By Joshua Preston
Georgia Institute of Technology researchers have developed one of the most robust research methods currently available to allow robots to correctly pick up common objects based on how they should be used.
Whereas humans might touch a hot pan on a stove once and never forget the lesson, it’s more complex to train robots to apply such universal knowledge across different situations.
The new technique, called CAGE, or Context-Aware Grasping Engine, takes into consideration a range of factors – such as the task the object will be used for, whether the object is full or empty, what it’s made of, and its shape – so that a robot can learn the right way to grasp various objects in a given context. For example, it allows a robot to learn not to hold a hot cup of tea by its opening, or to handle a cooking pot differently based on whether it just left a stovetop or a cabinet.
“In order for robots to effectively perform object manipulation, a broad sense of contexts, including object and task constraints, needs to be accounted for,” said Weiyu Liu, lead researcher on CAGE and Ph.D. student in robotics.
Using CAGE, a robot is able to apply what it has learned to objects it’s never seen. For example, if trained to grasp a spatula by the handle to make a scooping motion, the robot is able to generalize this knowledge and know to grasp a mug by the handle and use it to scoop — if that was the programmed task — even if the robot has never encountered a mug before.
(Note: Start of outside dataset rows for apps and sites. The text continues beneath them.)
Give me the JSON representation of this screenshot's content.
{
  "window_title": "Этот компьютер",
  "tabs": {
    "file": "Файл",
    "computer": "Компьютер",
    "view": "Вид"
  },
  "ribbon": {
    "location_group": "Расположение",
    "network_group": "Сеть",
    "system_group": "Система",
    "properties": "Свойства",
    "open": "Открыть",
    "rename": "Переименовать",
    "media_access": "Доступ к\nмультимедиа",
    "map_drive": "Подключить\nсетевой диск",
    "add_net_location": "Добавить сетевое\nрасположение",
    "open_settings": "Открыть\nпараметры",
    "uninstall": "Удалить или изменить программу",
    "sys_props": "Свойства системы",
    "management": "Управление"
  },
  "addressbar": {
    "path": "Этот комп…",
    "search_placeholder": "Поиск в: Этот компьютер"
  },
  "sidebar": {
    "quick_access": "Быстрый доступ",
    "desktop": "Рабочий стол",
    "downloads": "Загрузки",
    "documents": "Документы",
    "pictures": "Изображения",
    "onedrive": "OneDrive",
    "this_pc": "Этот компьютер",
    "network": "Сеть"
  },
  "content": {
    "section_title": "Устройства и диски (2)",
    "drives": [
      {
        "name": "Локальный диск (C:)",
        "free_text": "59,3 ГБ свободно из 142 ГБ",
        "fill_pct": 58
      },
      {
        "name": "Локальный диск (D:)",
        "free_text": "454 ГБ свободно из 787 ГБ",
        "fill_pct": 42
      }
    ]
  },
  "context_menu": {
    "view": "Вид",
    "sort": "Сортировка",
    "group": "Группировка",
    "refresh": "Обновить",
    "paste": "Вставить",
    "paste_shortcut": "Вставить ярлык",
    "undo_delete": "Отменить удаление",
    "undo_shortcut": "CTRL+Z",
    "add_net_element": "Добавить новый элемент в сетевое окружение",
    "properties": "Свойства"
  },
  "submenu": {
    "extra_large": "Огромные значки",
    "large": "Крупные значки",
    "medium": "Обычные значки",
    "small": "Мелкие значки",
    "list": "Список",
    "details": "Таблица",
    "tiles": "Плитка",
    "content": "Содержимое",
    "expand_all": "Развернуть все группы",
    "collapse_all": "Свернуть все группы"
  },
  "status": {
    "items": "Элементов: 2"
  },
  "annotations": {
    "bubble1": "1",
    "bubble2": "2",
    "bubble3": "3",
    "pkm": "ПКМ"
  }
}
The research team, from the Robot Autonomy and Interactive Learning (RAIL) lab at Georgia Tech, validated their approach against three existing methods for teaching robots to handle objects. The team used a novel dataset consisting of 14,000 grasps for 44 objects, 7 tasks, and 6 different object states (e.g. objects contained solids, liquids, or were empty).
CAGE outperformed the other methods in a simulation by statistically significant margins, according to the researchers, highlighting the model’s ability to collectively reason about contextual information.
CAGE had an 86 percent success rate when averaged across tests looking at how well it identified context-aware grasps and if the model could generalize to new objects a robot had not seen previously. Among the existing methods, the highest success rate averaged 69 percent.
Liu said that the team’s model can rank grasp “candidates” for various contexts, ensuring that more suitable candidates are ranked higher than less suitable ones given a context. So a robot might, for example, learn to hand a sharp metal knife to a person handle-first, but hand over a plastic knife in any orientation due to its relative safety.
A final experiment evaluated the effectiveness of CAGE using a Fetch robot equipped with a camera, moving arm, and a parallel-jaw gripper. It performed almost perfectly in making a judgement on how to grasp objects for several distinct tasks, including scooping, pouring, lifting, and handing over an object, among others. If there was no suitable grasp for the given situation, the robot made no attempt in all cases.
The work, developed by Liu, Angel Daruna, and Sonia Chernova, was accepted into the International Conference on Robotics and Automation, taking place virtually this June. The paper is titled CAGE: Context-Aware Grasping Engine and the research data is publicly available at https://github.com/wliu88/rail_semantic_grasping.
This work is supported in part by NSF IIS 1564080, NSF GRFP DGE-1650044, and ONR N000141612835. Any opinions, findings and conclusions or recommendations expressed in this material are those of the authors and do not necessarily reflect the views of the sponsors.